East Side upgrade project advances

After first hearing of the proposal last month, City of Warren administration and the city Planning Commission continue to examine the potential options for a Gateway Renaissance project on Pennsylvania Avenue E.

Looking at work done in the past on this issue, City Planner David Hildebrand proposed a new Residential Limited Business (RLB) district that would be “more user friendly for the community.”

The focus of the east side effort a joint project including the Planning Commission, Redevelopment Authority and Street Landscape Committee is to enhance and beautify the area from the Conewango Creek to the Glade Bridge on Pennsylvania Avenue E.
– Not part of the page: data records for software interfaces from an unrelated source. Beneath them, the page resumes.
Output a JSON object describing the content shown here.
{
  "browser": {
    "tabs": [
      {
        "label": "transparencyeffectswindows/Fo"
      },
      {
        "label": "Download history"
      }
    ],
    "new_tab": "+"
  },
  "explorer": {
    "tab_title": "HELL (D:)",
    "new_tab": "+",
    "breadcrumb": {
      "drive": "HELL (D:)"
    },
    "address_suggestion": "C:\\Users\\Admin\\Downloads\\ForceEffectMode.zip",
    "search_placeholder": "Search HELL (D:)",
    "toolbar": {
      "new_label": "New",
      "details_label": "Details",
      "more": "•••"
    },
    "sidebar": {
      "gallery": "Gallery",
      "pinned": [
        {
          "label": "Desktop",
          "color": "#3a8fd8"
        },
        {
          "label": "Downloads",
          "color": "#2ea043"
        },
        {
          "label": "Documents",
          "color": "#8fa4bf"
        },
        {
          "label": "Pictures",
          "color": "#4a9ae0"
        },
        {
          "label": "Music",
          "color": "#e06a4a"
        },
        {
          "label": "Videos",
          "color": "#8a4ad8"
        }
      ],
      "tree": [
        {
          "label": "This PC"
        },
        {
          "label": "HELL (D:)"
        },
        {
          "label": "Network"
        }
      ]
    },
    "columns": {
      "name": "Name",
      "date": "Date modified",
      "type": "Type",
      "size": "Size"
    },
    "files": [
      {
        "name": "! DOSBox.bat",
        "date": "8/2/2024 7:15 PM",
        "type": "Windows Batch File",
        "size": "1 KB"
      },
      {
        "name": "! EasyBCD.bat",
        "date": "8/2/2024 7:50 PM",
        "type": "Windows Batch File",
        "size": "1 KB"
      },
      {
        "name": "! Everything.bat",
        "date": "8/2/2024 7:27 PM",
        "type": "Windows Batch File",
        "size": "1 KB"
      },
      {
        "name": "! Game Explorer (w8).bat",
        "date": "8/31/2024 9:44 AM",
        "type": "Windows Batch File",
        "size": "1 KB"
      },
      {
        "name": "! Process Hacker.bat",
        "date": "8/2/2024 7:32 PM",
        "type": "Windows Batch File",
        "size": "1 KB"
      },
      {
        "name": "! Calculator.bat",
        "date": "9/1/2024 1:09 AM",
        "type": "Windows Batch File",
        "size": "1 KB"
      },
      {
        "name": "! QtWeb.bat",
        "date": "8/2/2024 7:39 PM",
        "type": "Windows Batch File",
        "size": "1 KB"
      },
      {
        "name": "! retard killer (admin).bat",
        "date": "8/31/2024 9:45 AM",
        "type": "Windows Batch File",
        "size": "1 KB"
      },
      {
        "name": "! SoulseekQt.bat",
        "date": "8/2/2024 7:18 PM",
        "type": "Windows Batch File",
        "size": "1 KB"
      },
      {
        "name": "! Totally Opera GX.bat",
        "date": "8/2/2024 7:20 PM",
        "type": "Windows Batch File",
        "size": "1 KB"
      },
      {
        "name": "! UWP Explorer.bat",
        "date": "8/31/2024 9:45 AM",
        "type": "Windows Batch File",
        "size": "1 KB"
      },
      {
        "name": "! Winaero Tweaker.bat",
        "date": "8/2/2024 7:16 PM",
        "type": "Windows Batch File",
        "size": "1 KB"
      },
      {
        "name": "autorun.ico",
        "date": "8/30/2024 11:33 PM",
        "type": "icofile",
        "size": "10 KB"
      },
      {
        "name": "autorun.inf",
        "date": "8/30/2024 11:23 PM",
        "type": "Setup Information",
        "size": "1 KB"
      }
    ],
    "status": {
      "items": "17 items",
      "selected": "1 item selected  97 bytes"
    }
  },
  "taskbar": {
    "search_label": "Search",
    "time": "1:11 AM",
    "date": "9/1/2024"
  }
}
The first step will be seeing what is already there.

“The staff could work on more of a land parcel study of that whole stretch through there,” said Hildebrand. He said there are “some slopes and other problems in there” that have resulted in “a lot of houses (that) have gradually been removed by fires or blighted or demolished.”

The RLB zone “could better facilitate what is on Pennsylvania Avenue” by expanding what would be permitted in the area. “Maybe there are areas out there that are more office than commercial,” he said. “I think the timing is good to look at this type of zone. What are some of the best ways to enhance development over there?”

Studying the parcels would allow the city “to get a look at property changes out there,” said Hildebrand, expanding that the corridor could be broken into three or four segments for study purposes.

Commission Chairman Don Nelson asked why the RLB was not adopted in the past when explored. Hildebrand said “(city) council did not want to take it further (and) management at the time did not either.” He said that they have since taken components of the RLB district and “updated them gradually on our own.” The proposed district would be a hybrid of commercial and residential. “C2 (commercial) picks up a lot of what is in RLB,” said Hildebrand.

Commission member Greg Fraser asked if the techniques used to enhance the entrance to town on Market Street could be applied on the east side.

Hildebrand said the entrance from the north has been enhanced and maintained by permitting offices in Residential-3 districts but requiring that “architecture had to stay the same. Those houses have continued to maintain a residential look while a mixed” use. The “residential exterior with offices have been put together in such a way (that you) wouldn’t necessarily think of that as a heavy duty professional office.”

Fraser asked if such an approach is too late for the east side. “I would say it probably is on that,” said Hildebrand.

“I like the idea of the segmented approach (to) analyze sections separately to see if something is salvageable,” said Fraser, whose time on the commission ends in advance of taking a seat on Warren City Council next month.